** Provided records follows **
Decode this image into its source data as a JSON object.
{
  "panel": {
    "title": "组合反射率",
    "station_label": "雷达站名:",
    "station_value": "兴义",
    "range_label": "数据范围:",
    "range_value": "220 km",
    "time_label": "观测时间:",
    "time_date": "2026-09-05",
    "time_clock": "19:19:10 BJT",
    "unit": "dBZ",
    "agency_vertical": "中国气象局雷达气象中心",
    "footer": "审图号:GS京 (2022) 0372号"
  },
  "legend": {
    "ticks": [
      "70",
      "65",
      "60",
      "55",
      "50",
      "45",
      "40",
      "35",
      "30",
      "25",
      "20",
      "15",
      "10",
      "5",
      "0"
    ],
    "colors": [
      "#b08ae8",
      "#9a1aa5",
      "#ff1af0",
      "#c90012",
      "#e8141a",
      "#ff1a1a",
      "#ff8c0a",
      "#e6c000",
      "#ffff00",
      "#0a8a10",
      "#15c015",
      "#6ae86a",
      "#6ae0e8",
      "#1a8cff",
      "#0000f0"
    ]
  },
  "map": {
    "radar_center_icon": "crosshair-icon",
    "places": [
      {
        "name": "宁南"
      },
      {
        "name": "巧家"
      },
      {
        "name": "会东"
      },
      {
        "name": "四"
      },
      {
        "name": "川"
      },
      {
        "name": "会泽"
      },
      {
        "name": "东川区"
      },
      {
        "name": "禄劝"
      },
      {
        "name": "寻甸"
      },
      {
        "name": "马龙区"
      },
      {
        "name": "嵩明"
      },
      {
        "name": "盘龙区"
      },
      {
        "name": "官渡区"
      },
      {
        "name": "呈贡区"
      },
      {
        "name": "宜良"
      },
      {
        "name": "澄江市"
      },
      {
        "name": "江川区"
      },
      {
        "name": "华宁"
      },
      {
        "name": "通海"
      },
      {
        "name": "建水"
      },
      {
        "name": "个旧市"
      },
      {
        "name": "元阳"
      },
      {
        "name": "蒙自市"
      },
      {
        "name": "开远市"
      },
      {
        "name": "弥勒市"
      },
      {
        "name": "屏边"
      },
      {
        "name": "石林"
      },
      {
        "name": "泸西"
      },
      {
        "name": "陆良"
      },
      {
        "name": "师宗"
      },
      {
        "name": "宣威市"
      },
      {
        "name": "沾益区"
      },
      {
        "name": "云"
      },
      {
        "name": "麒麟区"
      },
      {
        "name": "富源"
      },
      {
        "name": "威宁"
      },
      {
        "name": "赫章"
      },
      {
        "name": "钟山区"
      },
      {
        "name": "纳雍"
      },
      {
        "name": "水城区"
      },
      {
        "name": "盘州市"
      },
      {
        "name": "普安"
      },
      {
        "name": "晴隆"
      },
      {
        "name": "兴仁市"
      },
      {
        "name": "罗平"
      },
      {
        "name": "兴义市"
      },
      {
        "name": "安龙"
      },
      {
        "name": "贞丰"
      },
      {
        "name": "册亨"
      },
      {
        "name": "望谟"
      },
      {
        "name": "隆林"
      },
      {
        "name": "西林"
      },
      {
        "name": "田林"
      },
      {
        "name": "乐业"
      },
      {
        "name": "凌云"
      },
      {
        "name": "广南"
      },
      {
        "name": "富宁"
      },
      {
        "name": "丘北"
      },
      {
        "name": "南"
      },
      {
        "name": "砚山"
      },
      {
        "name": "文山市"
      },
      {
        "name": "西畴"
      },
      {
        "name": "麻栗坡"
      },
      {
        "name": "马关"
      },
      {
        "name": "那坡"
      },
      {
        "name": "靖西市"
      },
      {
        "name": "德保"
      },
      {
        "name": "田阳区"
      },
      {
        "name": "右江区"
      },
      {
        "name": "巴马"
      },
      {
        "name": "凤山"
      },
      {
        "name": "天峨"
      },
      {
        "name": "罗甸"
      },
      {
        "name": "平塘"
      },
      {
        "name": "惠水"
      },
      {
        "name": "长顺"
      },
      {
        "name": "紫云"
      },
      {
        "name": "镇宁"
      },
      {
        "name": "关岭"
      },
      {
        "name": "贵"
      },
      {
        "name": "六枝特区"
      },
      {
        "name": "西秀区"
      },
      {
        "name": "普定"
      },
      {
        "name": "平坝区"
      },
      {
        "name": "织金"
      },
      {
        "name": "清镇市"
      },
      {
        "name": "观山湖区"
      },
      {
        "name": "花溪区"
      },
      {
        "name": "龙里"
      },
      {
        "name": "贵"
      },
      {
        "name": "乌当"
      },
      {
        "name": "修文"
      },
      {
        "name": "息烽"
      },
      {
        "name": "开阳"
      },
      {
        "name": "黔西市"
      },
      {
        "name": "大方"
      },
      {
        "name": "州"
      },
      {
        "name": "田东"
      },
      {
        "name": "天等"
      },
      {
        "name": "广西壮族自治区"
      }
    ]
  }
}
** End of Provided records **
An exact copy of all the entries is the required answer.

Finished exercise:
Decode this image into its source data as a JSON object.
{
  "panel": {
    "title": "组合反射率",
    "station_label": "雷达站名:",
    "station_value": "兴义",
    "range_label": "数据范围:",
    "range_value": "220 km",
    "time_label": "观测时间:",
    "time_date": "2026-09-05",
    "time_clock": "19:19:10 BJT",
    "unit": "dBZ",
    "agency_vertical": "中国气象局雷达气象中心",
    "footer": "审图号:GS京 (2022) 0372号"
  },
  "legend": {
    "ticks": [
      "70",
      "65",
      "60",
      "55",
      "50",
      "45",
      "40",
      "35",
      "30",
      "25",
      "20",
      "15",
      "10",
      "5",
      "0"
    ],
    "colors": [
      "#b08ae8",
      "#9a1aa5",
      "#ff1af0",
      "#c90012",
      "#e8141a",
      "#ff1a1a",
      "#ff8c0a",
      "#e6c000",
      "#ffff00",
      "#0a8a10",
      "#15c015",
      "#6ae86a",
      "#6ae0e8",
      "#1a8cff",
      "#0000f0"
    ]
  },
  "map": {
    "radar_center_icon": "crosshair-icon",
    "places": [
      {
        "name": "宁南"
      },
      {
        "name": "巧家"
      },
      {
        "name": "会东"
      },
      {
        "name": "四"
      },
      {
        "name": "川"
      },
      {
        "name": "会泽"
      },
      {
        "name": "东川区"
      },
      {
        "name": "禄劝"
      },
      {
        "name": "寻甸"
      },
      {
        "name": "马龙区"
      },
      {
        "name": "嵩明"
      },
      {
        "name": "盘龙区"
      },
      {
        "name": "官渡区"
      },
      {
        "name": "呈贡区"
      },
      {
        "name": "宜良"
      },
      {
        "name": "澄江市"
      },
      {
        "name": "江川区"
      },
      {
        "name": "华宁"
      },
      {
        "name": "通海"
      },
      {
        "name": "建水"
      },
      {
        "name": "个旧市"
      },
      {
        "name": "元阳"
      },
      {
        "name": "蒙自市"
      },
      {
        "name": "开远市"
      },
      {
        "name": "弥勒市"
      },
      {
        "name": "屏边"
      },
      {
        "name": "石林"
      },
      {
        "name": "泸西"
      },
      {
        "name": "陆良"
      },
      {
        "name": "师宗"
      },
      {
        "name": "宣威市"
      },
      {
        "name": "沾益区"
      },
      {
        "name": "云"
      },
      {
        "name": "麒麟区"
      },
      {
        "name": "富源"
      },
      {
        "name": "威宁"
      },
      {
        "name": "赫章"
      },
      {
        "name": "钟山区"
      },
      {
        "name": "纳雍"
      },
      {
        "name": "水城区"
      },
      {
        "name": "盘州市"
      },
      {
        "name": "普安"
      },
      {
        "name": "晴隆"
      },
      {
        "name": "兴仁市"
      },
      {
        "name": "罗平"
      },
      {
        "name": "兴义市"
      },
      {
        "name": "安龙"
      },
      {
        "name": "贞丰"
      },
      {
        "name": "册亨"
      },
      {
        "name": "望谟"
      },
      {
        "name": "隆林"
      },
      {
        "name": "西林"
      },
      {
        "name": "田林"
      },
      {
        "name": "乐业"
      },
      {
        "name": "凌云"
      },
      {
        "name": "广南"
      },
      {
        "name": "富宁"
      },
      {
        "name": "丘北"
      },
      {
        "name": "南"
      },
      {
        "name": "砚山"
      },
      {
        "name": "文山市"
      },
      {
        "name": "西畴"
      },
      {
        "name": "麻栗坡"
      },
      {
        "name": "马关"
      },
      {
        "name": "那坡"
      },
      {
        "name": "靖西市"
      },
      {
        "name": "德保"
      },
      {
        "name": "田阳区"
      },
      {
        "name": "右江区"
      },
      {
        "name": "巴马"
      },
      {
        "name": "凤山"
      },
      {
        "name": "天峨"
      },
      {
        "name": "罗甸"
      },
      {
        "name": "平塘"
      },
      {
        "name": "惠水"
      },
      {
        "name": "长顺"
      },
      {
        "name": "紫云"
      },
      {
        "name": "镇宁"
      },
      {
        "name": "关岭"
      },
      {
        "name": "贵"
      },
      {
        "name": "六枝特区"
      },
      {
        "name": "西秀区"
      },
      {
        "name": "普定"
      },
      {
        "name": "平坝区"
      },
      {
        "name": "织金"
      },
      {
        "name": "清镇市"
      },
      {
        "name": "观山湖区"
      },
      {
        "name": "花溪区"
      },
      {
        "name": "龙里"
      },
      {
        "name": "贵"
      },
      {
        "name": "乌当"
      },
      {
        "name": "修文"
      },
      {
        "name": "息烽"
      },
      {
        "name": "开阳"
      },
      {
        "name": "黔西市"
      },
      {
        "name": "大方"
      },
      {
        "name": "州"
      },
      {
        "name": "田东"
      },
      {
        "name": "天等"
      },
      {
        "name": "广西壮族自治区"
      }
    ]
  }
}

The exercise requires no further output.